*** Opening DATA SECTION ***
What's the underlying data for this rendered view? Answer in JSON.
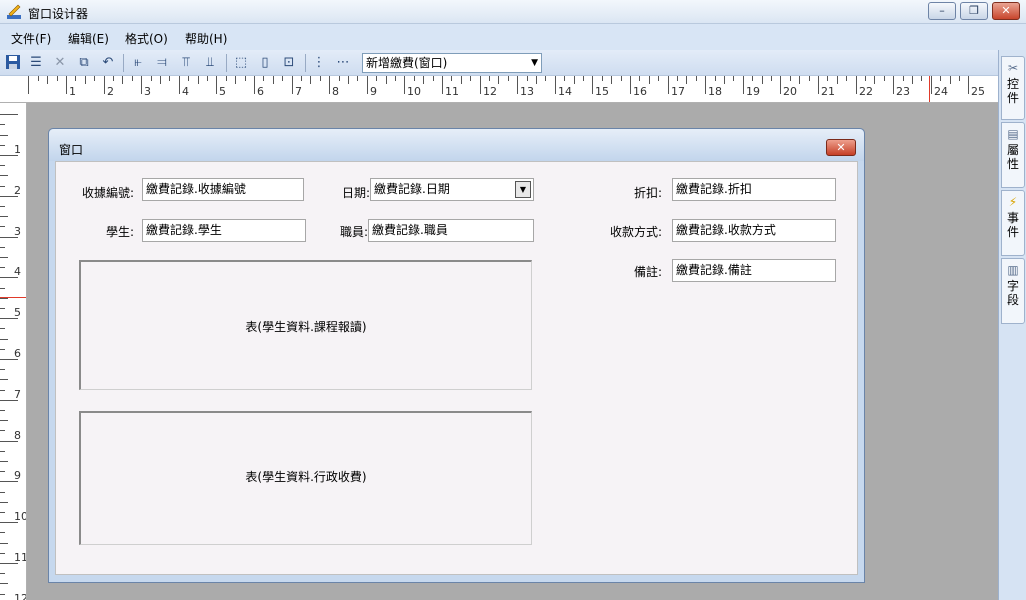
{
  "app": {
    "title": "窗口设计器",
    "controls": {
      "minimize": "–",
      "restore": "❐",
      "close": "✕"
    }
  },
  "menu": [
    "文件(F)",
    "编辑(E)",
    "格式(O)",
    "帮助(H)"
  ],
  "toolbar": {
    "icons": [
      "save-icon",
      "properties-list-icon",
      "delete-icon",
      "copy-icon",
      "undo-icon",
      "align-left-icon",
      "align-right-icon",
      "align-top-icon",
      "align-bottom-icon",
      "same-width-icon",
      "same-height-icon",
      "same-size-icon",
      "space-vertical-icon",
      "space-horizontal-icon"
    ],
    "window_select": "新增繳費(窗口)"
  },
  "ruler": {
    "h_numbers": [
      "1",
      "2",
      "3",
      "4",
      "5",
      "6",
      "7",
      "8",
      "9",
      "10",
      "11",
      "12",
      "13",
      "14",
      "15",
      "16",
      "17",
      "18",
      "19",
      "20",
      "21",
      "22",
      "23",
      "24",
      "25"
    ],
    "v_numbers": [
      "1",
      "2",
      "3",
      "4",
      "5",
      "6",
      "7",
      "8",
      "9",
      "10",
      "11",
      "12"
    ]
  },
  "inner_window": {
    "title": "窗口",
    "close": "✕"
  },
  "form": {
    "receipt_no": {
      "label": "收據編號:",
      "value": "繳費記錄.收據編號"
    },
    "date": {
      "label": "日期:",
      "value": "繳費記錄.日期"
    },
    "discount": {
      "label": "折扣:",
      "value": "繳費記錄.折扣"
    },
    "student": {
      "label": "學生:",
      "value": "繳費記錄.學生"
    },
    "staff": {
      "label": "職員:",
      "value": "繳費記錄.職員"
    },
    "payment_method": {
      "label": "收款方式:",
      "value": "繳費記錄.收款方式"
    },
    "remark": {
      "label": "備註:",
      "value": "繳費記錄.備註"
    },
    "grid1": "表(學生資料.課程報讀)",
    "grid2": "表(學生資料.行政收費)"
  },
  "side_panel": [
    {
      "icon": "tools-icon",
      "label": "控件"
    },
    {
      "icon": "properties-icon",
      "label": "屬性"
    },
    {
      "icon": "lightning-icon",
      "label": "事件"
    },
    {
      "icon": "fields-icon",
      "label": "字段"
    }
  ]
}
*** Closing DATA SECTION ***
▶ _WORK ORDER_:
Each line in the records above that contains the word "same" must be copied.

▶ _RESULT_:
      "same-width-icon",
      "same-height-icon",
      "same-size-icon",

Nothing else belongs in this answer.